(Interface dataset entries)

=== Section Start ===

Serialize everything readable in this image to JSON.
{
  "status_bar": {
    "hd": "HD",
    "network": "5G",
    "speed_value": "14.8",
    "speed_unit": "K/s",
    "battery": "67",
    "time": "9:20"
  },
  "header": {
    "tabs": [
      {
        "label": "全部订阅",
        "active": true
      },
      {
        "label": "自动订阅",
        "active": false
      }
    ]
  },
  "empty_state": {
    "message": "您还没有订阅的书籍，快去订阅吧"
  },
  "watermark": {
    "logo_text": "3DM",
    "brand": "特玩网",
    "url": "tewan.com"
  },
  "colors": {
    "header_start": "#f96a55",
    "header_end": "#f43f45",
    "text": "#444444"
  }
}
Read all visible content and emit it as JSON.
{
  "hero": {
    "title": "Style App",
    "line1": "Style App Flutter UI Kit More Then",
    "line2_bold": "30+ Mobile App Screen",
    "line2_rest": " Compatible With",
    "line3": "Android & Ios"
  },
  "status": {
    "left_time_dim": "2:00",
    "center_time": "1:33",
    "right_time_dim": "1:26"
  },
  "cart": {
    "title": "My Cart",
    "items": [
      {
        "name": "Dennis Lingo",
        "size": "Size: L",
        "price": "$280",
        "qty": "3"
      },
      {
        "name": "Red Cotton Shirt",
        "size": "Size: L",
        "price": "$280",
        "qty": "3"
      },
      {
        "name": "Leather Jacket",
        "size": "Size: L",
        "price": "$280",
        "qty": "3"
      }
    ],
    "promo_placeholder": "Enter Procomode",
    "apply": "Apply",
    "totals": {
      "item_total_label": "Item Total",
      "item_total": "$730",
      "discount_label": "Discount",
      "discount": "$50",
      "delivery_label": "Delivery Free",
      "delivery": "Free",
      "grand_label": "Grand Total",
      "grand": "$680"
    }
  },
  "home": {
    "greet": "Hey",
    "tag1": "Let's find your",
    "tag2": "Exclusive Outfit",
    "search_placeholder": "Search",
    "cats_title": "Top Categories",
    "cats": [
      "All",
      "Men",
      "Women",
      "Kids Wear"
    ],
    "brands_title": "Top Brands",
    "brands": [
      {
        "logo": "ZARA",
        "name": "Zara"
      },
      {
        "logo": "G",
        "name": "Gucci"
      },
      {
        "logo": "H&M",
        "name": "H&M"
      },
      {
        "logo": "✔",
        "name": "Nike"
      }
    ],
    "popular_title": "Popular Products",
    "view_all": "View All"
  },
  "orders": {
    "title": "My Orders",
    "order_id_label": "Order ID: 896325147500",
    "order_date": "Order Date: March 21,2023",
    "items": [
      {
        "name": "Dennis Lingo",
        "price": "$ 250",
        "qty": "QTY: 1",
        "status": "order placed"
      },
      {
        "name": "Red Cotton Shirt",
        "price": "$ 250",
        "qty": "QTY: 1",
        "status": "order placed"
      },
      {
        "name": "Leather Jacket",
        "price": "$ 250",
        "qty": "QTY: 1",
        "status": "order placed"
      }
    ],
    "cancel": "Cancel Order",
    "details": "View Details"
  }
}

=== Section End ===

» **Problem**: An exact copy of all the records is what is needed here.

» **Answer to this problem**:
Serialize everything readable in this image to JSON.
{
  "status_bar": {
    "hd": "HD",
    "network": "5G",
    "speed_value": "14.8",
    "speed_unit": "K/s",
    "battery": "67",
    "time": "9:20"
  },
  "header": {
    "tabs": [
      {
        "label": "全部订阅",
        "active": true
      },
      {
        "label": "自动订阅",
        "active": false
      }
    ]
  },
  "empty_state": {
    "message": "您还没有订阅的书籍，快去订阅吧"
  },
  "watermark": {
    "logo_text": "3DM",
    "brand": "特玩网",
    "url": "tewan.com"
  },
  "colors": {
    "header_start": "#f96a55",
    "header_end": "#f43f45",
    "text": "#444444"
  }
}
Read all visible content and emit it as JSON.
{
  "hero": {
    "title": "Style App",
    "line1": "Style App Flutter UI Kit More Then",
    "line2_bold": "30+ Mobile App Screen",
    "line2_rest": " Compatible With",
    "line3": "Android & Ios"
  },
  "status": {
    "left_time_dim": "2:00",
    "center_time": "1:33",
    "right_time_dim": "1:26"
  },
  "cart": {
    "title": "My Cart",
    "items": [
      {
        "name": "Dennis Lingo",
        "size": "Size: L",
        "price": "$280",
        "qty": "3"
      },
      {
        "name": "Red Cotton Shirt",
        "size": "Size: L",
        "price": "$280",
        "qty": "3"
      },
      {
        "name": "Leather Jacket",
        "size": "Size: L",
        "price": "$280",
        "qty": "3"
      }
    ],
    "promo_placeholder": "Enter Procomode",
    "apply": "Apply",
    "totals": {
      "item_total_label": "Item Total",
      "item_total": "$730",
      "discount_label": "Discount",
      "discount": "$50",
      "delivery_label": "Delivery Free",
      "delivery": "Free",
      "grand_label": "Grand Total",
      "grand": "$680"
    }
  },
  "home": {
    "greet": "Hey",
    "tag1": "Let's find your",
    "tag2": "Exclusive Outfit",
    "search_placeholder": "Search",
    "cats_title": "Top Categories",
    "cats": [
      "All",
      "Men",
      "Women",
      "Kids Wear"
    ],
    "brands_title": "Top Brands",
    "brands": [
      {
        "logo": "ZARA",
        "name": "Zara"
      },
      {
        "logo": "G",
        "name": "Gucci"
      },
      {
        "logo": "H&M",
        "name": "H&M"
      },
      {
        "logo": "✔",
        "name": "Nike"
      }
    ],
    "popular_title": "Popular Products",
    "view_all": "View All"
  },
  "orders": {
    "title": "My Orders",
    "order_id_label": "Order ID: 896325147500",
    "order_date": "Order Date: March 21,2023",
    "items": [
      {
        "name": "Dennis Lingo",
        "price": "$ 250",
        "qty": "QTY: 1",
        "status": "order placed"
      },
      {
        "name": "Red Cotton Shirt",
        "price": "$ 250",
        "qty": "QTY: 1",
        "status": "order placed"
      },
      {
        "name": "Leather Jacket",
        "price": "$ 250",
        "qty": "QTY: 1",
        "status": "order placed"
      }
    ],
    "cancel": "Cancel Order",
    "details": "View Details"
  }
}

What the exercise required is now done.